Viewpoint: Gloria Quixote on the Rampage
If ignorance is bliss, then Southern California's ineffable Miss Gloria Allred must be ecstatic indeed. For this self-appointed defender of damsels in distress has made a career out of such litigious absurdities as a lawsuit against a retail chain for its heinous practice of placing boys' and girls' toys in separate aisles, a lawsuit against a dry cleaner because it charged more for women's blouses than for men's shirts, and a lawsuit against a restaurant that reserved its private and romantic booths for heterosexual couples only.
Recently, she could be found risking life and limb in battle with yet another bastion of masculine bigotry. The local business club? The government of the sovereign state of Saudi Arabia? Hardly. Miss Allred had chosen instead a far more insidious practitioner of "sex discrimination on its face," to wit, the infamous Yellow Balloon children's hair salon of west Los Angeles, against which, you guessed it, a lawsuit was filed, with Miss Allred as lawyer.

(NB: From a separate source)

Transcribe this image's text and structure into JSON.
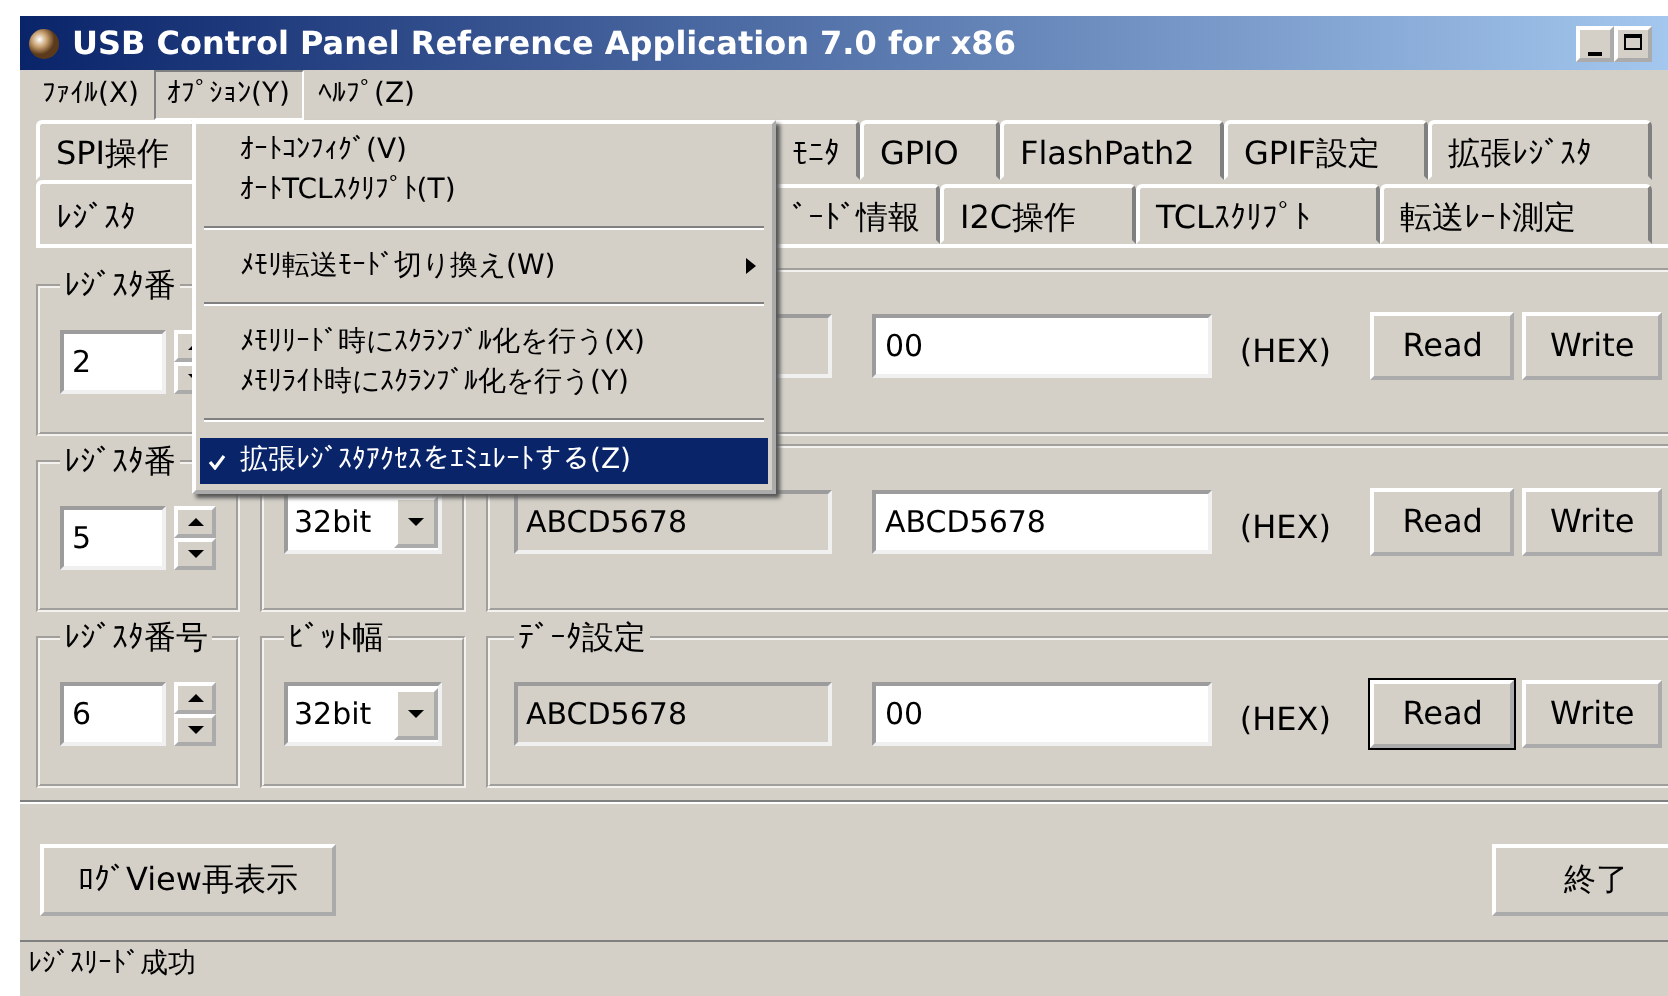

Precisely what was Yellow Balloon's crime against humanity? After all, when I last took my children, unlimited animal crackers were offered to all without regard to race, creed, religion, or sexual orientation. Well, in this day and age, that's not good enough; Yellow Balloon's crime was its practice of charging more for girls' haircuts than for those of boys, "even if their haircut takes less time and less expertise."
Now, anyone who has lived in the real world knows that, on average, girls' haircuts are more time-consuming and intricate than those of boys. Market prices cannot make allowances for the infinitude of differences between individuals; market processes therefore tend to drive prices toward roughly efficient levels. In markets where it is practical to do so, individual negotiation smooths whatever rough edges may remain. That is obviously impractical in the haircut business.
Moreover, little thought is required to discern the implications of Miss Allred's pricing standards were they to be implemented everywhere. Equality of prices for girls' and boys' haircuts would create, on average, a subsidy from boys to girls, because boys would be charged too much for haircuts and girls too little. The market would not permit this situation to prevail; salons soon would specialize in either boys' or girls' haircuts, thus leading to the very segregation of the sexes purportedly rejected by advocates of sexual "equality."
This absurd outcome is not difficult to predict, thus suggesting that "equality" is not the true goal of these fanatics. Instead, their aim is a politicization of all aspects of everyday life; such bureaucratization would increase greatly the extent of governmental control over individual behavior. It is this control that is the real objective of the Gloria Allreds of this world, whose only solution to any perceived problem is government coercion.
In short, it is intimidation that is the name of the game. How else can we explain such phenomena as the sidewalk press conference held in front of the Yellow Balloon, without even the courtesy of prior notification of its owner? How else can we explain Miss Allred's demand that the owner admit—in writing—past "discrimination"? (To her credit, the owner refused, although she ended up settling out of court to avoid further legal expenses.)
Does Miss Allred have nothing better to do with her time? Apparently not: bullying such individuals as the owner of the Yellow Balloon, who is attempting only to earn an honest living, is precisely one means through which political power can be enhanced. Except in degree, is there really a fundamental difference between such tactics and the white paint used in 1930s Germany?
In short, more—much more—is involved here than mere excess in the pursuit of "justice" by advocates for women and the other myriad competitors for oppressed status. This excess is the result in part of competition for publicity and influence among "rights" proponents, that is, those seeking greater political power. That they have found it necessary to concentrate upon such silliness as children's toys and haircuts speaks volumes about the small actual role of "discrimination" in modern American life. Hence, the ever-greater and more absurd lengths to which these extremists must travel in order to achieve ever-more microscopic ends.
Given this, what explains the ability of such pests as Miss Allred not only to command attention but actually to prevail in judicial and bureaucratic proceedings? One answer is that it is precisely the judiciary and the bureaucracy—our least democratic and accountable institutions—that facilitate the exercise of power by extremists. This is only one reason that markets ought generally to be preferred over political processes and that decisionmaking by elected officials ought generally to be preferred over that by judges and bureaucrats.
In any case, during a simpler time, such silliness as that represented by the Yellow Balloon episode would have been dismissed by sensible people as the work of mere cranks, deserving only of a freshly laundered straightjacket. Modern times, unfortunately, have witnessed the rise to respectability of sheer inanity, given full credence by the television cameras. This unwillingness to classify obvious stupidity as such is a measure of the depths in which modern democratic processes have allowed themselves to become mired.
Benjamin Zycher is an economist in Canoga Park, California. From 1981 through 1983 he was a senior staff economist at the Council of Economic Advisers.